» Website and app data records
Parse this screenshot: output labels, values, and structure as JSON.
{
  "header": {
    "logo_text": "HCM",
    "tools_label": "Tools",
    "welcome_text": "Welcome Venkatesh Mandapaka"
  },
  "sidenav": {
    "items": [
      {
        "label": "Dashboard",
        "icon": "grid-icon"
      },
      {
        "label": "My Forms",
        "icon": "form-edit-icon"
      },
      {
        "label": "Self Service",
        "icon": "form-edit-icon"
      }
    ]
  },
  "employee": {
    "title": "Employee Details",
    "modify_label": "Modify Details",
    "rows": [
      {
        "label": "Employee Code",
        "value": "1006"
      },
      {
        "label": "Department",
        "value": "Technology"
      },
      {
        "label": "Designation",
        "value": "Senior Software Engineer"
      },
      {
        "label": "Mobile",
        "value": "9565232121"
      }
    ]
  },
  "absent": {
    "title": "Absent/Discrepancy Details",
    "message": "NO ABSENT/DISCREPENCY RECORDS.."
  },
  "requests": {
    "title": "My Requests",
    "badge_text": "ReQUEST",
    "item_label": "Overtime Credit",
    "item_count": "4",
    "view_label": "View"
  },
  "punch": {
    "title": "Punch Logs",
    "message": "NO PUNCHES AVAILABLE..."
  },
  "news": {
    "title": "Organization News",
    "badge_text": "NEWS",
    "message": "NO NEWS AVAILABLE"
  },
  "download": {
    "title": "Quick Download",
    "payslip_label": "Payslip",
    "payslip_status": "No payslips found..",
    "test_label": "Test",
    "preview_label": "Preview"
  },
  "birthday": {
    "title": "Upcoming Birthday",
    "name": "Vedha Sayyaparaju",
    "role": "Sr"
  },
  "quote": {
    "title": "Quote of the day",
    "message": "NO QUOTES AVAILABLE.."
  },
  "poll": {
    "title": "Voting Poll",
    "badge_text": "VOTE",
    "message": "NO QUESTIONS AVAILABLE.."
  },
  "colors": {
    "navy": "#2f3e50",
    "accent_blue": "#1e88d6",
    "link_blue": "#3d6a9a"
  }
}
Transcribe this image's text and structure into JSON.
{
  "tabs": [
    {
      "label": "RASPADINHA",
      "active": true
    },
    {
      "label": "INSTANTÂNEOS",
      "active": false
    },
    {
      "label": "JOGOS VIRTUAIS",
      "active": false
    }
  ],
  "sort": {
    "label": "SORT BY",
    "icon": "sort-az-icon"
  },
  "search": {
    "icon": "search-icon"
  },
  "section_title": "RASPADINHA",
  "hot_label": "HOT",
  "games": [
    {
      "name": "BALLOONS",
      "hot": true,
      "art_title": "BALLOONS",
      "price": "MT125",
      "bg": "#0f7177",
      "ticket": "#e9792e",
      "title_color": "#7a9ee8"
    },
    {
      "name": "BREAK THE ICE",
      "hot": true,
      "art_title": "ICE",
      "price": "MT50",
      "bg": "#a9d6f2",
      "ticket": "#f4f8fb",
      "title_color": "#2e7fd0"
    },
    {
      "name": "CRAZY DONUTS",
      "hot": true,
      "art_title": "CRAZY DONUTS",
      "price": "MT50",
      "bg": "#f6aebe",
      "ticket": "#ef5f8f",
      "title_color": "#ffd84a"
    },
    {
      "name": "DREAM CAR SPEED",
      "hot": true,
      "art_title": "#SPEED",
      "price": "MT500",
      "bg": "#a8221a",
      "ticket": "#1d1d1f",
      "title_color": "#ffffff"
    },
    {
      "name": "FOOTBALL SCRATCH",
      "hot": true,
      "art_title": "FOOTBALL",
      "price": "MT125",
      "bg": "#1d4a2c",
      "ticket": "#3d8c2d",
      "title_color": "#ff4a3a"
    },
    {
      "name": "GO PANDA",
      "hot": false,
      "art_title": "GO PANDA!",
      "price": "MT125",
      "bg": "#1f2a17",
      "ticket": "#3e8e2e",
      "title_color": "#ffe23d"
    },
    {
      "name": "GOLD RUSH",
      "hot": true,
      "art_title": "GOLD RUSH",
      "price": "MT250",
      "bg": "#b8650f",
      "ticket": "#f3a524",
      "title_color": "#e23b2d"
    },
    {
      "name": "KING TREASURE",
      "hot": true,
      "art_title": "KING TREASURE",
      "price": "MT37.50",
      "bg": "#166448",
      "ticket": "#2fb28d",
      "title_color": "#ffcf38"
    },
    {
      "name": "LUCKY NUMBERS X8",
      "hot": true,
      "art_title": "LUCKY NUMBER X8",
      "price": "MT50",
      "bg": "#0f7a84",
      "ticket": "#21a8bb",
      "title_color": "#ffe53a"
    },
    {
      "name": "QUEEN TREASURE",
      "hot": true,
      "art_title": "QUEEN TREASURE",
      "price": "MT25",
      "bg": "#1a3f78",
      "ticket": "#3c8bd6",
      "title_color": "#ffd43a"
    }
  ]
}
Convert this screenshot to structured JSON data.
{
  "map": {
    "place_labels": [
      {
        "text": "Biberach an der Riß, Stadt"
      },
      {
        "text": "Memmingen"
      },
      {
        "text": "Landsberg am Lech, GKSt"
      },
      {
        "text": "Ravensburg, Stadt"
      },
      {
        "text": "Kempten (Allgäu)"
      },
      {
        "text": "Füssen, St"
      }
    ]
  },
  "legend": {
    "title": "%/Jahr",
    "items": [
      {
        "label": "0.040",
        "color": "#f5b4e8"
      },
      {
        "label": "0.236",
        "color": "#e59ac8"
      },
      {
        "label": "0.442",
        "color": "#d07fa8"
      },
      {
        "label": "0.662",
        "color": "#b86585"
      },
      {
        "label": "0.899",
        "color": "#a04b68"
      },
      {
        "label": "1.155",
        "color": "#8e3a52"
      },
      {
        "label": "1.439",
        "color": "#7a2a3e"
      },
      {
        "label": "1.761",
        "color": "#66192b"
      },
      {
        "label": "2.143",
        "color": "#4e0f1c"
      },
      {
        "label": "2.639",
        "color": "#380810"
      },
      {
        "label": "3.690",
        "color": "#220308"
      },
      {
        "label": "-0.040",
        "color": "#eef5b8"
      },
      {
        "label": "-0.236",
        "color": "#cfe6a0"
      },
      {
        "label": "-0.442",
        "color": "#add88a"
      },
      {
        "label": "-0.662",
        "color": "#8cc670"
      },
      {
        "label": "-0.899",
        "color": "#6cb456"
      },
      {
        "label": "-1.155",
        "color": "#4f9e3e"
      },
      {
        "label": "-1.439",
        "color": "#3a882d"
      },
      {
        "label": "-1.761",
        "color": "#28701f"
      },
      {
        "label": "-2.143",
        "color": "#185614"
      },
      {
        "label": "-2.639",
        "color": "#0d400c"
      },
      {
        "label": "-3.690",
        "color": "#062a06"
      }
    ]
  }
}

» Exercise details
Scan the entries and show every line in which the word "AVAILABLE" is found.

» Response to the exercise
    "message": "NO PUNCHES AVAILABLE..."
    "message": "NO NEWS AVAILABLE"
    "message": "NO QUOTES AVAILABLE.."
    "message": "NO QUESTIONS AVAILABLE.."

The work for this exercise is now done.